[[ AVAILABLE DATA, beginning ]]
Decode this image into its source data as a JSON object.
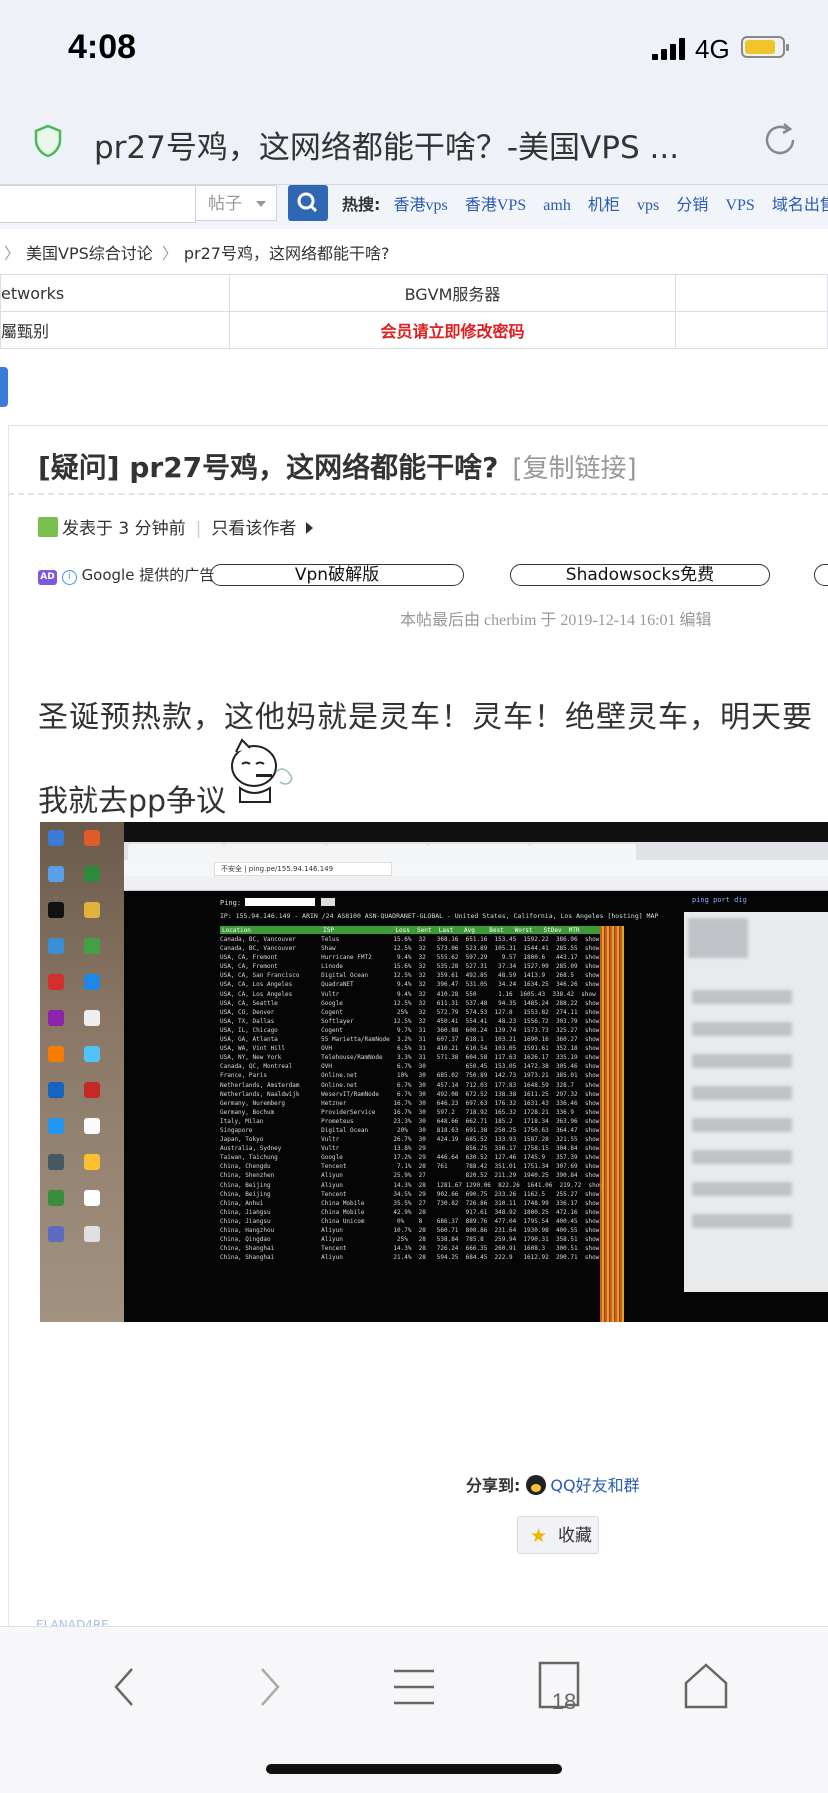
{
  "status": {
    "time": "4:08",
    "network": "4G"
  },
  "browser": {
    "page_title": "pr27号鸡，这网络都能干啥？-美国VPS ..."
  },
  "site_search": {
    "scope": "帖子",
    "hot_label": "热搜:",
    "hot_words": [
      "香港vps",
      "香港VPS",
      "amh",
      "机柜",
      "vps",
      "分销",
      "VPS",
      "域名出售",
      "比"
    ]
  },
  "breadcrumb": [
    "美国VPS综合讨论",
    "pr27号鸡，这网络都能干啥?"
  ],
  "links_table": {
    "row1": [
      "etworks",
      "BGVM服务器"
    ],
    "row2": [
      "屬甄别",
      "会员请立即修改密码"
    ]
  },
  "post": {
    "title": "[疑问] pr27号鸡，这网络都能干啥?",
    "copy_link": "[复制链接]",
    "posted": "发表于 3 分钟前",
    "only_author": "只看该作者",
    "ad": {
      "badge": "AD",
      "provider": "Google 提供的广告",
      "pills": [
        "Vpn破解版",
        "Shadowsocks免费"
      ]
    },
    "edit_note": "本帖最后由 cherbim 于 2019-12-14 16:01 编辑",
    "body_line1": "圣诞预热款，这他妈就是灵车！灵车！绝壁灵车，明天要",
    "body_line2": "我就去pp争议"
  },
  "embedded_screenshot": {
    "url": "不安全 | ping.pe/155.94.146.149",
    "ping_label": "Ping:",
    "ping_value": "155.94.1",
    "go_label": "Go",
    "right_links": "ping  port  dig",
    "ip_line": "IP: 155.94.146.149 - ARIN /24 AS8100 ASN-QUADRANET-GLOBAL - United States, California, Los Angeles [hosting] MAP",
    "header": "Location                    ISP                 Loss  Sent  Last   Avg    Best   Worst   StDev  MTR",
    "rows": [
      "Canada, BC, Vancouver       Telus               15.6%  32   368.16  651.16  153.45  1592.22  386.96  show",
      "Canada, BC, Vancouver       Shaw                12.5%  32   573.06  523.89  105.31  1544.41  285.55  show",
      "USA, CA, Fremont            Hurricane FMT2       9.4%  32   555.62  597.29    9.57  1800.6   443.17  show",
      "USA, CA, Fremont            Linode              15.6%  32   535.28  527.31   37.34  1527.09  285.09  show",
      "USA, CA, San Francisco      Digital Ocean       12.5%  32   359.61  492.85   48.59  1413.9   268.5   show",
      "USA, CA, Los Angeles        QuadraNET            9.4%  32   396.47  531.05   34.24  1634.25  346.26  show",
      "USA, CA, Los Angeles        Vultr                9.4%  32   410.28  550      1.16  1605.43  338.42  show",
      "USA, CA, Seattle            Google              12.5%  32   611.31  537.48   94.35  1485.24  288.22  show",
      "USA, CO, Denver             Cogent               25%   32   572.79  574.53  127.8   1553.82  274.11  show",
      "USA, TX, Dallas             Softlayer           12.5%  32   450.41  554.41   48.23  1556.72  303.79  show",
      "USA, IL, Chicago            Cogent               9.7%  31   360.88  600.24  139.74  1573.73  325.27  show",
      "USA, GA, Atlanta            55 Marietta/RamNode  3.2%  31   607.37  618.1   103.21  1690.16  360.27  show",
      "USA, WA, Vint Hill          OVH                  6.5%  31   410.21  610.54  103.05  1591.61  352.18  show",
      "USA, NY, New York           Telehouse/RamNode    3.3%  31   571.38  604.58  117.63  1626.17  335.19  show",
      "Canada, QC, Montreal        OVH                  6.7%  30           650.45  153.05  1472.38  305.46  show",
      "France, Paris               Online.net           10%   30   685.02  750.89  142.73  1973.21  385.01  show",
      "Netherlands, Amsterdam      Online.net           6.7%  30   457.14  712.03  177.83  1648.59  328.7   show",
      "Netherlands, Naaldwijk      WeservIT/RamNode     6.7%  30   492.08  672.52  138.38  1611.25  297.32  show",
      "Germany, Nuremberg          Hetzner             16.7%  30   646.23  697.63  176.32  1631.43  336.46  show",
      "Germany, Bochum             ProviderService     16.7%  30   597.2   718.92  165.32  1728.21  336.9   show",
      "Italy, Milan                Prometeus           23.3%  30   648.66  662.71  185.2   1718.34  363.96  show",
      "Singapore                   Digital Ocean        20%   30   818.63  691.38  250.25  1750.63  364.47  show",
      "Japan, Tokyo                Vultr               26.7%  30   424.19  685.52  133.93  1587.28  321.55  show",
      "Australia, Sydney           Vultr               13.8%  29           856.25  336.17  1758.15  304.84  show",
      "Taiwan, Taichung            Google              17.2%  29   446.64  630.52  127.46  1745.9   357.39  show",
      "China, Chengdu              Tencent              7.1%  28   761     788.42  351.01  1751.34  307.69  show",
      "China, Shenzhen             Aliyun              25.9%  27           820.52  211.29  1940.25  390.84  show",
      "China, Beijing              Aliyun              14.3%  28   1281.67 1290.06  822.26  1641.06  219.72  show",
      "China, Beijing              Tencent             34.5%  29   902.66  690.75  233.26  1162.5   255.27  show",
      "China, Anhui                China Mobile        35.5%  27   730.82  726.86  310.11  1748.99  336.17  show",
      "China, Jiangsu              China Mobile        42.9%  28           917.61  348.92  1800.25  472.16  show",
      "China, Jiangsu              China Unicom         0%    8    686.37  889.76  477.04  1795.54  400.45  show",
      "China, Hangzhou             Aliyun              10.7%  28   560.71  800.86  231.64  1930.98  400.55  show",
      "China, Qingdao              Aliyun               25%   28   538.84  785.8   259.94  1790.31  358.51  show",
      "China, Shanghai             Tencent             14.3%  28   726.24  666.35  260.91  1608.3   300.51  show",
      "China, Shanghai             Aliyun              21.4%  28   594.25  684.45  222.9   1612.92  290.71  show"
    ]
  },
  "share": {
    "label": "分享到:",
    "qq_label": "QQ好友和群",
    "favorite": "收藏"
  },
  "cutoff_text": "ELANAD4RE...",
  "toolbar": {
    "tab_count": "18"
  },
  "colors": {
    "accent": "#2a5bb3",
    "search_button": "#2f67b5",
    "warning": "#e02020",
    "battery": "#f2c42c"
  }
}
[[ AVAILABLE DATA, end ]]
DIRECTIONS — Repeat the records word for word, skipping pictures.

COMPLETED EXERCISE —
Decode this image into its source data as a JSON object.
{
  "status": {
    "time": "4:08",
    "network": "4G"
  },
  "browser": {
    "page_title": "pr27号鸡，这网络都能干啥？-美国VPS ..."
  },
  "site_search": {
    "scope": "帖子",
    "hot_label": "热搜:",
    "hot_words": [
      "香港vps",
      "香港VPS",
      "amh",
      "机柜",
      "vps",
      "分销",
      "VPS",
      "域名出售",
      "比"
    ]
  },
  "breadcrumb": [
    "美国VPS综合讨论",
    "pr27号鸡，这网络都能干啥?"
  ],
  "links_table": {
    "row1": [
      "etworks",
      "BGVM服务器"
    ],
    "row2": [
      "屬甄别",
      "会员请立即修改密码"
    ]
  },
  "post": {
    "title": "[疑问] pr27号鸡，这网络都能干啥?",
    "copy_link": "[复制链接]",
    "posted": "发表于 3 分钟前",
    "only_author": "只看该作者",
    "ad": {
      "badge": "AD",
      "provider": "Google 提供的广告",
      "pills": [
        "Vpn破解版",
        "Shadowsocks免费"
      ]
    },
    "edit_note": "本帖最后由 cherbim 于 2019-12-14 16:01 编辑",
    "body_line1": "圣诞预热款，这他妈就是灵车！灵车！绝壁灵车，明天要",
    "body_line2": "我就去pp争议"
  },
  "embedded_screenshot": {
    "url": "不安全 | ping.pe/155.94.146.149",
    "ping_label": "Ping:",
    "ping_value": "155.94.1",
    "go_label": "Go",
    "right_links": "ping  port  dig",
    "ip_line": "IP: 155.94.146.149 - ARIN /24 AS8100 ASN-QUADRANET-GLOBAL - United States, California, Los Angeles [hosting] MAP",
    "header": "Location                    ISP                 Loss  Sent  Last   Avg    Best   Worst   StDev  MTR",
    "rows": [
      "Canada, BC, Vancouver       Telus               15.6%  32   368.16  651.16  153.45  1592.22  386.96  show",
      "Canada, BC, Vancouver       Shaw                12.5%  32   573.06  523.89  105.31  1544.41  285.55  show",
      "USA, CA, Fremont            Hurricane FMT2       9.4%  32   555.62  597.29    9.57  1800.6   443.17  show",
      "USA, CA, Fremont            Linode              15.6%  32   535.28  527.31   37.34  1527.09  285.09  show",
      "USA, CA, San Francisco      Digital Ocean       12.5%  32   359.61  492.85   48.59  1413.9   268.5   show",
      "USA, CA, Los Angeles        QuadraNET            9.4%  32   396.47  531.05   34.24  1634.25  346.26  show",
      "USA, CA, Los Angeles        Vultr                9.4%  32   410.28  550      1.16  1605.43  338.42  show",
      "USA, CA, Seattle            Google              12.5%  32   611.31  537.48   94.35  1485.24  288.22  show",
      "USA, CO, Denver             Cogent               25%   32   572.79  574.53  127.8   1553.82  274.11  show",
      "USA, TX, Dallas             Softlayer           12.5%  32   450.41  554.41   48.23  1556.72  303.79  show",
      "USA, IL, Chicago            Cogent               9.7%  31   360.88  600.24  139.74  1573.73  325.27  show",
      "USA, GA, Atlanta            55 Marietta/RamNode  3.2%  31   607.37  618.1   103.21  1690.16  360.27  show",
      "USA, WA, Vint Hill          OVH                  6.5%  31   410.21  610.54  103.05  1591.61  352.18  show",
      "USA, NY, New York           Telehouse/RamNode    3.3%  31   571.38  604.58  117.63  1626.17  335.19  show",
      "Canada, QC, Montreal        OVH                  6.7%  30           650.45  153.05  1472.38  305.46  show",
      "France, Paris               Online.net           10%   30   685.02  750.89  142.73  1973.21  385.01  show",
      "Netherlands, Amsterdam      Online.net           6.7%  30   457.14  712.03  177.83  1648.59  328.7   show",
      "Netherlands, Naaldwijk      WeservIT/RamNode     6.7%  30   492.08  672.52  138.38  1611.25  297.32  show",
      "Germany, Nuremberg          Hetzner             16.7%  30   646.23  697.63  176.32  1631.43  336.46  show",
      "Germany, Bochum             ProviderService     16.7%  30   597.2   718.92  165.32  1728.21  336.9   show",
      "Italy, Milan                Prometeus           23.3%  30   648.66  662.71  185.2   1718.34  363.96  show",
      "Singapore                   Digital Ocean        20%   30   818.63  691.38  250.25  1750.63  364.47  show",
      "Japan, Tokyo                Vultr               26.7%  30   424.19  685.52  133.93  1587.28  321.55  show",
      "Australia, Sydney           Vultr               13.8%  29           856.25  336.17  1758.15  304.84  show",
      "Taiwan, Taichung            Google              17.2%  29   446.64  630.52  127.46  1745.9   357.39  show",
      "China, Chengdu              Tencent              7.1%  28   761     788.42  351.01  1751.34  307.69  show",
      "China, Shenzhen             Aliyun              25.9%  27           820.52  211.29  1940.25  390.84  show",
      "China, Beijing              Aliyun              14.3%  28   1281.67 1290.06  822.26  1641.06  219.72  show",
      "China, Beijing              Tencent             34.5%  29   902.66  690.75  233.26  1162.5   255.27  show",
      "China, Anhui                China Mobile        35.5%  27   730.82  726.86  310.11  1748.99  336.17  show",
      "China, Jiangsu              China Mobile        42.9%  28           917.61  348.92  1800.25  472.16  show",
      "China, Jiangsu              China Unicom         0%    8    686.37  889.76  477.04  1795.54  400.45  show",
      "China, Hangzhou             Aliyun              10.7%  28   560.71  800.86  231.64  1930.98  400.55  show",
      "China, Qingdao              Aliyun               25%   28   538.84  785.8   259.94  1790.31  358.51  show",
      "China, Shanghai             Tencent             14.3%  28   726.24  666.35  260.91  1608.3   300.51  show",
      "China, Shanghai             Aliyun              21.4%  28   594.25  684.45  222.9   1612.92  290.71  show"
    ]
  },
  "share": {
    "label": "分享到:",
    "qq_label": "QQ好友和群",
    "favorite": "收藏"
  },
  "cutoff_text": "ELANAD4RE...",
  "toolbar": {
    "tab_count": "18"
  },
  "colors": {
    "accent": "#2a5bb3",
    "search_button": "#2f67b5",
    "warning": "#e02020",
    "battery": "#f2c42c"
  }
}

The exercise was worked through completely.